Next up is a guide for the new EyeLights LED Glasses Driver and Panel. It’s already chock full of all kinds of details and examples for these boards, and there’s still more to come. Keep an eye out for that guide coming soon!
At the end of last week I setup the broadcom-peripherals repository for storing the lowest level bits for treating the broadcom chips on Raspberry Pis as bare metal microcontrollers rather than complex application processors. This repository includes system view description (SVD) files describing the register layout of peripherals. These files can then be loaded into GDB for debugging and be used to generate C headers. The low level C functions are then built on top of the generated C headers.
After I got this going, I generated info for the VideoCore Mailbox which is how the ARM cores communicate to the VideoCore GPU. Through this mailbox I ask the GPU to enable power to USB and then TinyUSB can start up the USB peripheral.
Next, I’m working on connecting up the peripheral interrupts. These are needed to tell TinyUSB that something has happened on the USB bus so TinyUSB can respond. (It also does many other signals.)
Lastly, I assembled my debug hat that makes it easier to debug the pi itself. The board has four LEDs that have the signals out on pins, UART pin out, “SWD” form of JTAG, regular JTAG and a Stemma QT connector. Check out the board at OSH Park.

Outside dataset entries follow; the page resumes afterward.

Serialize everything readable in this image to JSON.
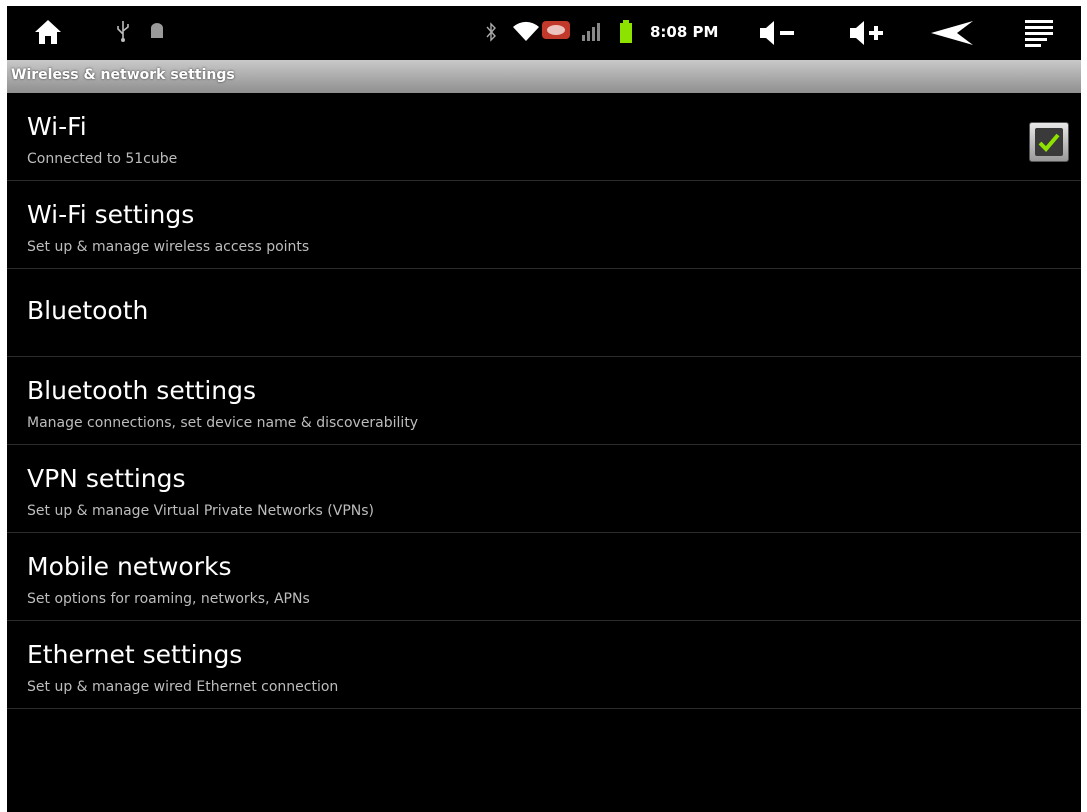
{
  "status_bar": {
    "time": "8:08 PM",
    "icons": [
      "home-icon",
      "usb-icon",
      "android-debug-icon",
      "bluetooth-icon",
      "wifi-icon",
      "notification-icon",
      "signal-icon",
      "battery-icon",
      "volume-down-icon",
      "volume-up-icon",
      "back-icon",
      "menu-icon"
    ],
    "battery_color": "#8ee200"
  },
  "title_bar": {
    "title": "Wireless & network settings"
  },
  "settings": [
    {
      "title": "Wi-Fi",
      "summary": "Connected to 51cube",
      "checked": true
    },
    {
      "title": "Wi-Fi settings",
      "summary": "Set up & manage wireless access points"
    },
    {
      "title": "Bluetooth",
      "summary": ""
    },
    {
      "title": "Bluetooth settings",
      "summary": "Manage connections, set device name & discoverability"
    },
    {
      "title": "VPN settings",
      "summary": "Set up & manage Virtual Private Networks (VPNs)"
    },
    {
      "title": "Mobile networks",
      "summary": "Set options for roaming, networks, APNs"
    },
    {
      "title": "Ethernet settings",
      "summary": "Set up & manage wired Ethernet connection"
    }
  ],
  "colors": {
    "background": "#000000",
    "title_bar": "#a8a8a8",
    "check_mark": "#8ee200"
  }
}
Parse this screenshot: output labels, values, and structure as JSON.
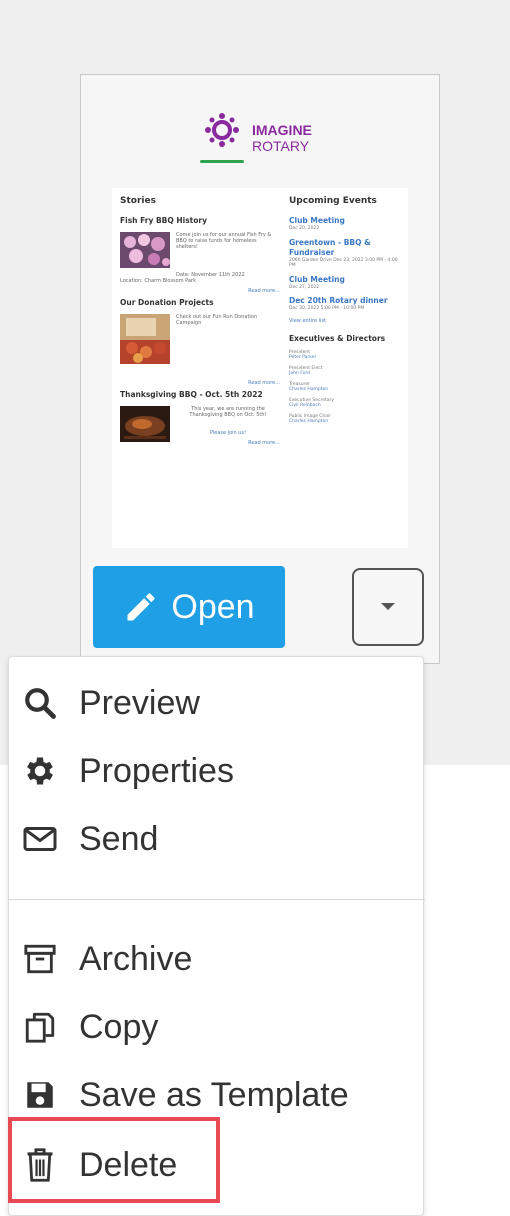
{
  "open_button": {
    "label": "Open",
    "icon": "pencil-icon"
  },
  "dropdown_button": {
    "icon": "caret-down-icon"
  },
  "logo": {
    "line1": "IMAGINE",
    "line2": "ROTARY"
  },
  "newsletter": {
    "stories_heading": "Stories",
    "stories": [
      {
        "title": "Fish Fry BBQ History",
        "text": "Come join us for our annual Fish Fry & BBQ to raise funds for homeless shelters!",
        "meta1": "Date: November 11th 2022",
        "meta2": "Location: Charm Blossom Park",
        "readmore": "Read more..."
      },
      {
        "title": "Our Donation Projects",
        "text": "Check out our Fun Run Donation Campaign",
        "readmore": "Read more..."
      },
      {
        "title": "Thanksgiving BBQ - Oct. 5th 2022",
        "text": "This year, we are running the Thanksgiving BBQ on Oct. 5th!",
        "link": "Please join us!",
        "readmore": "Read more..."
      }
    ],
    "events_heading": "Upcoming Events",
    "events": [
      {
        "title": "Club Meeting",
        "meta": "Dec 20, 2022"
      },
      {
        "title": "Greentown - BBQ & Fundraiser",
        "meta": "2060 Garden Drive Dec 23, 2022 3:00 PM - 4:00 PM"
      },
      {
        "title": "Club Meeting",
        "meta": "Dec 27, 2022"
      },
      {
        "title": "Dec 20th Rotary dinner",
        "meta": "Dec 30, 2022 5:00 PM - 10:00 PM"
      }
    ],
    "view_link": "View entire list",
    "directors_heading": "Executives & Directors",
    "directors": [
      {
        "role": "President",
        "name": "Peter Parker"
      },
      {
        "role": "President Elect",
        "name": "John Ford"
      },
      {
        "role": "Treasurer",
        "name": "Charles Hampton"
      },
      {
        "role": "Executive Secretary",
        "name": "Civil Reinbach"
      },
      {
        "role": "Public Image Chair",
        "name": "Charles Hampton"
      }
    ]
  },
  "menu": {
    "items": [
      {
        "label": "Preview",
        "icon": "search-icon"
      },
      {
        "label": "Properties",
        "icon": "gear-icon"
      },
      {
        "label": "Send",
        "icon": "envelope-icon"
      },
      {
        "label": "Archive",
        "icon": "archive-icon"
      },
      {
        "label": "Copy",
        "icon": "copy-icon"
      },
      {
        "label": "Save as Template",
        "icon": "floppy-disk-icon"
      },
      {
        "label": "Delete",
        "icon": "trash-icon"
      }
    ]
  },
  "colors": {
    "open_button": "#1e9fe6",
    "highlight": "#e84a53",
    "logo_purple": "#8a2a9e",
    "link_blue": "#3a78c3"
  }
}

PyCon Sweden 2021 will be held on 21-22 October, online for free – more.
PyCon Chile is coming November 5, 6 and 7th online – one day of workshops and Sprints, two days of talks! – more.
Send Your Events In
As for other events, with the COVID pandemic, most in-person events are postponed or cancelled. If you know of virtual events or events that may occur in the future, please let us know on Discord or on Twitter with hashtag #CircuitPython.
20211011 is the latest CircuitPython library bundle.
Call for help – Translating CircuitPython is now easier than ever!
One important feature of CircuitPython is translated control and error messages.
With the help of fellow open source project Weblate, we’re making it even easier to add or improve translations.
Sign in with an existing account such as GitHub, Google or Facebook and start contributing through a simple web interface. No forks or pull requests needed!
As always, if you run into trouble join us on Discord, we’re here to help.
jobs.adafruit.com – Find a dream job, find great candidates!
jobs.adafruit.com has returned and folks are posting their skills (including CircuitPython) and companies are looking for talented makers to join their companies – from Digi-Key, to Hackaday, Micro Center, Raspberry Pi and more.
Job of the Week
Senior Frontend Engineer (Flutter) Full-Time, 100% Remote – Laudable – Adafruit Jobs Board.
The Adafruit Discord community, where we do all our CircuitPython development in the open, reached over 31,271 humans, thank you! Adafruit believes Discord offers a unique way for CircuitPython folks to connect. Join today at https://adafru.it/discord.
ICYMI – In case you missed it
The wonderful world of Python on hardware! This is our Python video-newsletter-podcast! The news comes from the Python community, Discord, Adafruit communities and more and is reviewed on ASK an ENGINEER Wednesdays. The complete Python on Hardware weekly videocast playlist is here.
Weekly community chat on Adafruit Discord server CircuitPython channel – Audio / Podcast edition – Audio from the Discord chat space for CircuitPython, meetings are usually Mondays at 2pm ET, this is the audio version on iTunes, Pocket Casts, Spotify, and XML feed.
And lastly, we are working up a one-spot destination for all things podcast-able here – podcasts.adafruit.com
The CircuitPython Weekly Newsletter is a CircuitPython community-run newsletter emailed every Tuesday. The complete archives are here. It highlights the latest CircuitPython related news from around the web including Python and MicroPython developments. To contribute, edit next week’s draft on GitHub and submit a pull request with the changes. You may also tag your information on Twitter with #CircuitPython.